Chemical engineers from Monash University have identified winemaking waste as a potential source of nutraceuticals, pharmaceuticals and food colouring.
PhD student Xueqing (Rachel) Liu and Associate Professor Victoria Haritos have found that compounds derived from red wine grapes have significant levels of bioactive natural compounds called polyphenols and anthocyanins.
“Bioactive polyphenols and anthocyanins could have a number of commercial applications as functional ingredients, in dietary supplements and as natural food colourings,” Liu explained.
Polyphenols are found in a number of fruits, vegetables and cereals, and have been linked to protection against developing cancers, cardiovascular diseases, diabetes, osteoporosis and neurodegenerative diseases.
Anthocyanins, the pigments responsible for the colours red, purple and blue in many fruits and vegetables, have also been associated with the prevention of cardiovascular disease, cancer and diabetes.

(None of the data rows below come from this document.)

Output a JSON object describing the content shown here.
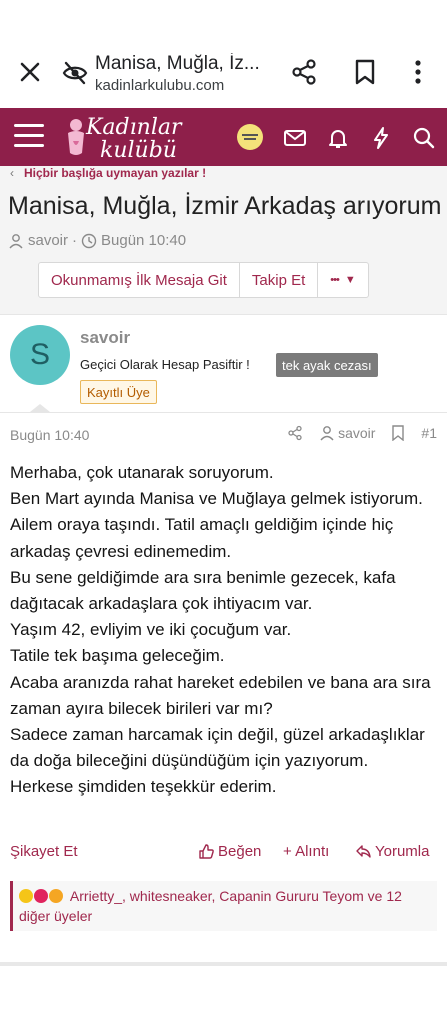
{
  "browser": {
    "page_title": "Manisa, Muğla, İz...",
    "url": "kadinlarkulubu.com"
  },
  "site": {
    "logo_line1": "Kadınlar",
    "logo_line2": "kulübü"
  },
  "breadcrumb": {
    "label": "Hiçbir başlığa uymayan yazılar !"
  },
  "thread": {
    "title": "Manisa, Muğla, İzmir Arkadaş arıyorum",
    "author": "savoir",
    "time": "Bugün 10:40",
    "separator": "·"
  },
  "buttons": {
    "unread": "Okunmamış İlk Mesaja Git",
    "follow": "Takip Et",
    "more": "•••"
  },
  "user": {
    "initial": "S",
    "name": "savoir",
    "status": "Geçici Olarak Hesap Pasiftir !",
    "badge": "tek ayak cezası",
    "role": "Kayıtlı Üye"
  },
  "post": {
    "time": "Bugün 10:40",
    "author": "savoir",
    "number": "#1",
    "paragraphs": [
      "Merhaba, çok utanarak soruyorum.",
      "Ben Mart ayında Manisa ve Muğlaya gelmek istiyorum. Ailem oraya taşındı. Tatil amaçlı geldiğim içinde hiç arkadaş çevresi edinemedim.",
      "Bu sene geldiğimde ara sıra benimle gezecek, kafa dağıtacak arkadaşlara çok ihtiyacım var.",
      "Yaşım 42, evliyim ve iki çocuğum var.",
      "Tatile tek başıma geleceğim.",
      "Acaba aranızda rahat hareket edebilen ve bana ara sıra zaman ayıra bilecek birileri var mı?",
      "Sadece zaman harcamak için değil, güzel arkadaşlıklar da doğa bileceğini düşündüğüm için yazıyorum.",
      "Herkese şimdiden teşekkür ederim."
    ],
    "report": "Şikayet Et",
    "like": "Beğen",
    "quote": "+ Alıntı",
    "reply": "Yorumla",
    "reactions_text": "Arrietty_, whitesneaker, Capanin Gururu Teyom ve 12 diğer üyeler"
  },
  "colors": {
    "brand": "#8e1f4a",
    "link": "#a0284d",
    "avatar_bg": "#5cc5c5"
  },
  "icons": [
    "close-icon",
    "incognito-eye-icon",
    "share-icon",
    "bookmark-icon",
    "more-vert-icon",
    "hamburger-icon",
    "envelope-icon",
    "bell-icon",
    "bolt-icon",
    "search-icon",
    "user-icon",
    "clock-icon",
    "thumbs-up-icon",
    "reply-icon"
  ]
}
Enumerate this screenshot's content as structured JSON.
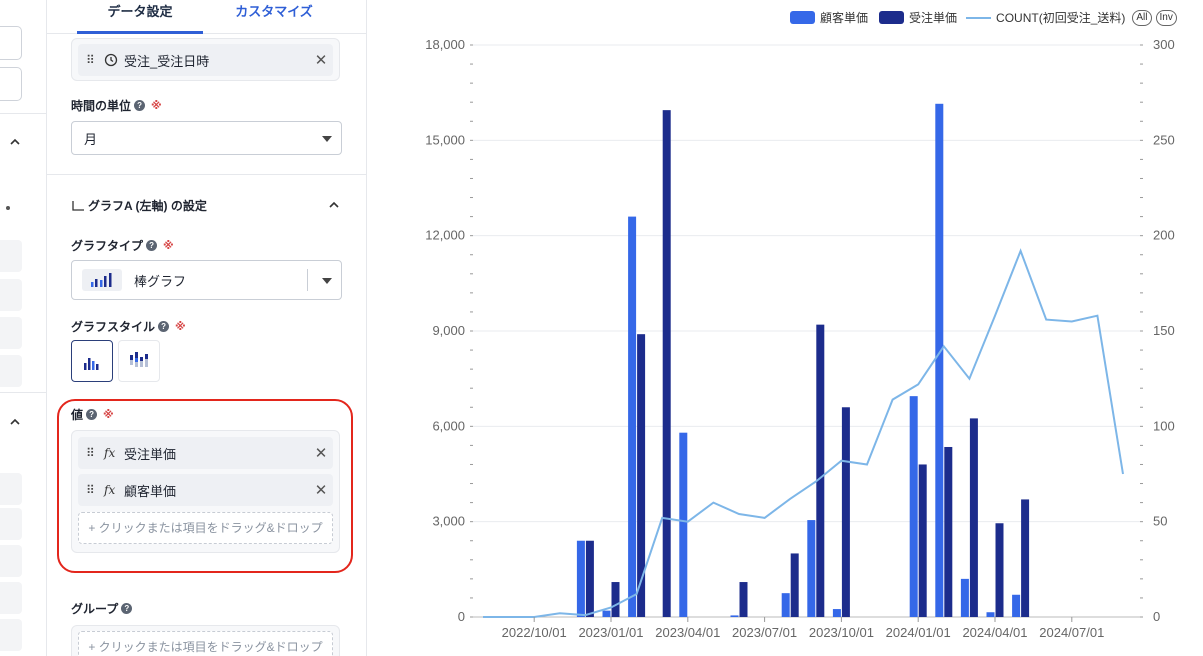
{
  "tabs": {
    "data": "データ設定",
    "customize": "カスタマイズ"
  },
  "date_field": {
    "label": "受注_受注日時"
  },
  "time_unit": {
    "label": "時間の単位",
    "required": "※",
    "value": "月"
  },
  "graph_a": {
    "title": "グラフA (左軸) の設定"
  },
  "graph_type": {
    "label": "グラフタイプ",
    "required": "※",
    "value": "棒グラフ"
  },
  "graph_style": {
    "label": "グラフスタイル",
    "required": "※"
  },
  "values_section": {
    "label": "値",
    "required": "※",
    "items": [
      "受注単価",
      "顧客単価"
    ],
    "dropzone": "+ クリックまたは項目をドラッグ&ドロップ"
  },
  "group_section": {
    "label": "グループ",
    "dropzone": "+ クリックまたは項目をドラッグ&ドロップ"
  },
  "legend": {
    "items": [
      "顧客単価",
      "受注単価",
      "COUNT(初回受注_送料)"
    ],
    "all": "All",
    "inv": "Inv"
  },
  "colors": {
    "customer": "#3568e8",
    "order": "#1c2c8c",
    "count": "#7db6e8",
    "accent": "#2f5fd6",
    "highlight": "#e3261c"
  },
  "chart_data": {
    "type": "bar",
    "x_tick_labels": [
      "2022/10/01",
      "2023/01/01",
      "2023/04/01",
      "2023/07/01",
      "2023/10/01",
      "2024/01/01",
      "2024/04/01",
      "2024/07/01"
    ],
    "y_left": {
      "ticks": [
        0,
        3000,
        6000,
        9000,
        12000,
        15000,
        18000
      ],
      "tick_labels": [
        "0",
        "3,000",
        "6,000",
        "9,000",
        "12,000",
        "15,000",
        "18,000"
      ],
      "range": [
        0,
        18000
      ]
    },
    "y_right": {
      "ticks": [
        0,
        50,
        100,
        150,
        200,
        250,
        300
      ],
      "tick_labels": [
        "0",
        "50",
        "100",
        "150",
        "200",
        "250",
        "300"
      ],
      "range": [
        0,
        300
      ]
    },
    "months": [
      "2022/08",
      "2022/09",
      "2022/10",
      "2022/11",
      "2022/12",
      "2023/01",
      "2023/02",
      "2023/03",
      "2023/04",
      "2023/05",
      "2023/06",
      "2023/07",
      "2023/08",
      "2023/09",
      "2023/10",
      "2023/11",
      "2023/12",
      "2024/01",
      "2024/02",
      "2024/03",
      "2024/04",
      "2024/05",
      "2024/06",
      "2024/07",
      "2024/08",
      "2024/09"
    ],
    "series": [
      {
        "name": "顧客単価",
        "axis": "left",
        "type": "bar",
        "values": [
          0,
          0,
          0,
          0,
          2400,
          200,
          12600,
          0,
          5800,
          0,
          50,
          0,
          750,
          3050,
          250,
          0,
          0,
          6950,
          16150,
          1200,
          150,
          700,
          0,
          0,
          0,
          0
        ]
      },
      {
        "name": "受注単価",
        "axis": "left",
        "type": "bar",
        "values": [
          0,
          0,
          0,
          0,
          2400,
          1100,
          8900,
          15950,
          0,
          0,
          1100,
          0,
          2000,
          9200,
          6600,
          0,
          0,
          4800,
          5350,
          6250,
          2950,
          3700,
          0,
          0,
          0,
          0
        ]
      },
      {
        "name": "COUNT(初回受注_送料)",
        "axis": "right",
        "type": "line",
        "values": [
          0,
          0,
          0,
          2,
          1,
          5,
          12,
          52,
          50,
          60,
          54,
          52,
          62,
          71,
          82,
          80,
          114,
          122,
          142,
          125,
          158,
          192,
          156,
          155,
          158,
          75
        ]
      }
    ]
  }
}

Of the approximately 2 million tonnes of wine grapes crushed annually in Australia, around 20 per cent by volume is waste, including skins, seeds, and stalks. Currently, this waste is primarily being utilised as compost, with the potential of its bioactive agents going widely unnoticed.
“Across the Australian wine industry this means there is a massive volume of waste from which these compounds could be recovered and used,” Haritos said.
The majority of winemaking waste is currently returned to the land as compost, or other low value uses and the potential value of the bioactives it contains goes unrealised.
“Across the Australian wine industry this means there is a massive volume of waste from which these compounds could be recovered and used” said Professor Victoria Haritos.
“We see great opportunities and are keen to explore how this waste product can be processed commercially,” she added.
The initial research has been published in the journal Cleaner Waste Systems, and was supported by Treasury Wine Estates and winemaking samples were gathered in the Yarra Valley at Coldstream Hills Winery.
The next phase of Liu’s research will investigate processes for extracting the bioactive compounds and other potential uses, including functional non-alcoholic beverages.